SQL and other databases

Peter Haworth pete at mollysrevenge.com
Mon Mar 21 13:21:59 EDT 2011


Thanks Bob, that's a good start.  I'll search for the post with the link to differences.

I hope you're right that my queries will all still work fine.  tRight now, I'm struggling to get the database created.  I was hoping I could export the db structure using the Firefox SQLite manager and then import the resulting file with the SequelPro Import feature but I get a host of syntax error messages when I do the import.  The error messages are pretty useless because they are just generalised messages like"Syntax error near xyz, refer to your mySQL manual".  I think almost all of them are something to with either PRIMARY KEY or foreign key definitions specified with the REFERENCES keyword but haven't tracked down just what the problem is yet.

Pete Haworth

On Mar 21, 2011, at 10:08 AM, Bob Sneidar wrote:
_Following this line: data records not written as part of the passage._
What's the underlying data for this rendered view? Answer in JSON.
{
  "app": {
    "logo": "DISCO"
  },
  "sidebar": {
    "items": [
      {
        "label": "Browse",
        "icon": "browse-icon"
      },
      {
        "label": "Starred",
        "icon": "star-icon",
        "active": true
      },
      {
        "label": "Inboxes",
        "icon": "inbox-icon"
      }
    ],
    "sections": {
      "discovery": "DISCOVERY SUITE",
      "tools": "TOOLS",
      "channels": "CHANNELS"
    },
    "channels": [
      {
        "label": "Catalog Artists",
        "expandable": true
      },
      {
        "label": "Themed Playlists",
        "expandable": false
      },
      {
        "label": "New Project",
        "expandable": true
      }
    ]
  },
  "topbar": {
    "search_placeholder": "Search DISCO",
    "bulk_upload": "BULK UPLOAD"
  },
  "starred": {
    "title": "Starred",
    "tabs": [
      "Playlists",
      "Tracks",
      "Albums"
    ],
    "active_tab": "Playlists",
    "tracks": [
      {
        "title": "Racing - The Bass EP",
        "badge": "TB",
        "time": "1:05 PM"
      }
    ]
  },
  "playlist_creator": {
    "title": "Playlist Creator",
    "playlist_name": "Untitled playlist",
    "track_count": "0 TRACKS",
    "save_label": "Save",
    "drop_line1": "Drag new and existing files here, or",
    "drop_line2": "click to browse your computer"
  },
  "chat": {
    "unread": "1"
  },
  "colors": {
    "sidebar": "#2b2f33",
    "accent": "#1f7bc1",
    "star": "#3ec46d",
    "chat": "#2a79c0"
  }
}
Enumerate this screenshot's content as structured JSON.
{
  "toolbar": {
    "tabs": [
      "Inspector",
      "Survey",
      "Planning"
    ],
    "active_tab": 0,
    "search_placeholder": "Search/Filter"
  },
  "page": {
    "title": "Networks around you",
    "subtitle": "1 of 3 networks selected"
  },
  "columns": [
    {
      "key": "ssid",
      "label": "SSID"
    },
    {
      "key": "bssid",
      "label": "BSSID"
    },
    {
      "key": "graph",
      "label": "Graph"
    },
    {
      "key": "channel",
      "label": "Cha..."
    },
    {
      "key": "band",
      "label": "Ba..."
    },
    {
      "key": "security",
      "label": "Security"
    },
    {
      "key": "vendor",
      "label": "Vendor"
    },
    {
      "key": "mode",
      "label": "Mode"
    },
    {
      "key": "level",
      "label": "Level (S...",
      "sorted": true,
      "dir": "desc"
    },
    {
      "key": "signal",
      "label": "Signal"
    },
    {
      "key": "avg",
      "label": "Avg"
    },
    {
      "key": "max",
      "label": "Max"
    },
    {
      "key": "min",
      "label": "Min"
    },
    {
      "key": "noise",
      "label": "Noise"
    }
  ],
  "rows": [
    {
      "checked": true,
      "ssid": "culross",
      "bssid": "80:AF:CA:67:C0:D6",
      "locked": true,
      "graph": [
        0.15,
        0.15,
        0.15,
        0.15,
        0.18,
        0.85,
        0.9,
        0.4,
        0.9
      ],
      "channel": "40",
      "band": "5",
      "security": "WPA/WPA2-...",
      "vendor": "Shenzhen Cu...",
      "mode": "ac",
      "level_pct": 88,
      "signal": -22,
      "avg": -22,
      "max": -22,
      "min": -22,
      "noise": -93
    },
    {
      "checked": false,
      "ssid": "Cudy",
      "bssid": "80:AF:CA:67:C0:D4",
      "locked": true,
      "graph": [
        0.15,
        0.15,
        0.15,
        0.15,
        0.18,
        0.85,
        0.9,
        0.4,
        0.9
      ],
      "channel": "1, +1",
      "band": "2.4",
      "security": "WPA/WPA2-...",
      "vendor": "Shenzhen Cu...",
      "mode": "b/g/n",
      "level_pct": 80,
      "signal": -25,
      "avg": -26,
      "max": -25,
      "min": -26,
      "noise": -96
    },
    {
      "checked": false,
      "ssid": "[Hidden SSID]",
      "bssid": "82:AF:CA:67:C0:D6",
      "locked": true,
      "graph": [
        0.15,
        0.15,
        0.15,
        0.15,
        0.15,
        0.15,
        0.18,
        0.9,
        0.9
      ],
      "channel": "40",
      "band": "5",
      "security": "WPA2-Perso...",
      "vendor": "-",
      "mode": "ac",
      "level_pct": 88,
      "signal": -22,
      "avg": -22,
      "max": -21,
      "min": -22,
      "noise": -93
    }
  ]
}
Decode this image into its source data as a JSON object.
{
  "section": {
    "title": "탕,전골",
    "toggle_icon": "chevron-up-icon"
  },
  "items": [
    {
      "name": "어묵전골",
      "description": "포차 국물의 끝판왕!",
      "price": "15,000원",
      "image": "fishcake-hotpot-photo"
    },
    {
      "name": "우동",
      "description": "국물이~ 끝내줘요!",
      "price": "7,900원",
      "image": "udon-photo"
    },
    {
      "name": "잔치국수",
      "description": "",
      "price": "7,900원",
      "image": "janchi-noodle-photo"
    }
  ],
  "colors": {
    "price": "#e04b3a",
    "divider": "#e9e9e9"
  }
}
> Hi Peter. 
> 
> Well I don't have a complete listing because I am finding them out as I go. My current project gets the SQL to create a table from the sqlite_master table, then massages it to create the same table in mySQL. MySQL uses SELECT CREATE TABLE to get this information. 
> 
> One gotcha is that sqLite allows enumeration (is that the right word??) in their datetime column (although why I cannot tell). That is you can declare datetime(30) but you cannot do this in mySQL. 
> 
> I have also discovered that sqLite allows you to declare a default value for a char type column without using NOT NULL. mySQL requires NOT NULL if you declare a default. You cannot have a default for a TEXT type in mySQL (if the manual is correct). 
> 
> I am not sure but I don't think sqLite uses what I call sequel quotes the ` character (shift-tilde). 
> 
> Someone a while back posted a link to a web page that described a number of things you could NOT do in adding columns to an existing sqLite table. The consensus was that it was better to simply dump the data and create the new table, and then re-import the data. For instance you can insert a column between existing columns in mySQL. You cannot in sqLite. 
> 
> sqLite is NOT multiuser, in the sense that you cannot have 2 read/write connections at one time. Although you CAN have many read only connections, only one can be read/write. 
> 
> In your case, going from sqLite to mySQL, I don't think you will have any problems with your actual data queries. Select statements are pretty standard (although I have been told by my web dev friend that MS SQL differs significantly in their query standards. What a surprise!) 
> 
> Bob
> 
> 
> On Mar 21, 2011, at 9:34 AM, Peter Haworth wrote:
> 
>> Bob,
>> I'm about to make the leap from sqlite to mySQL so I'm very interested in the differences you mentioned.  I think I've seen some of them in posts on the list here but any chance you could summarise them?  I guess I am expecting some functional improvements in mySQL over sqlite since sqlite advertises itself as a subset of the sql standards but it sounds like you've found some syntactical differences as well.
>> 
>> Pete Haworth
>> 
>> On Mar 21, 2011, at 9:19 AM, Bob Sneidar wrote:
>> 
>>> I have encountered a number of differences in different engines relating to syntax, when to use regular quotes, when to use sequel quotes, what column types can or cannot be enumerated, etc. 
>> 
>> 
>> _______________________________________________
>> use-livecode mailing list
>> use-livecode at lists.runrev.com
>> Please visit this url to subscribe, unsubscribe and manage your subscription preferences:
>> http://lists.runrev.com/mailman/listinfo/use-livecode
> 
> 
> _______________________________________________
> use-livecode mailing list
> use-livecode at lists.runrev.com
> Please visit this url to subscribe, unsubscribe and manage your subscription preferences:
> http://lists.runrev.com/mailman/listinfo/use-livecode
> 





More information about the Use-livecode mailing list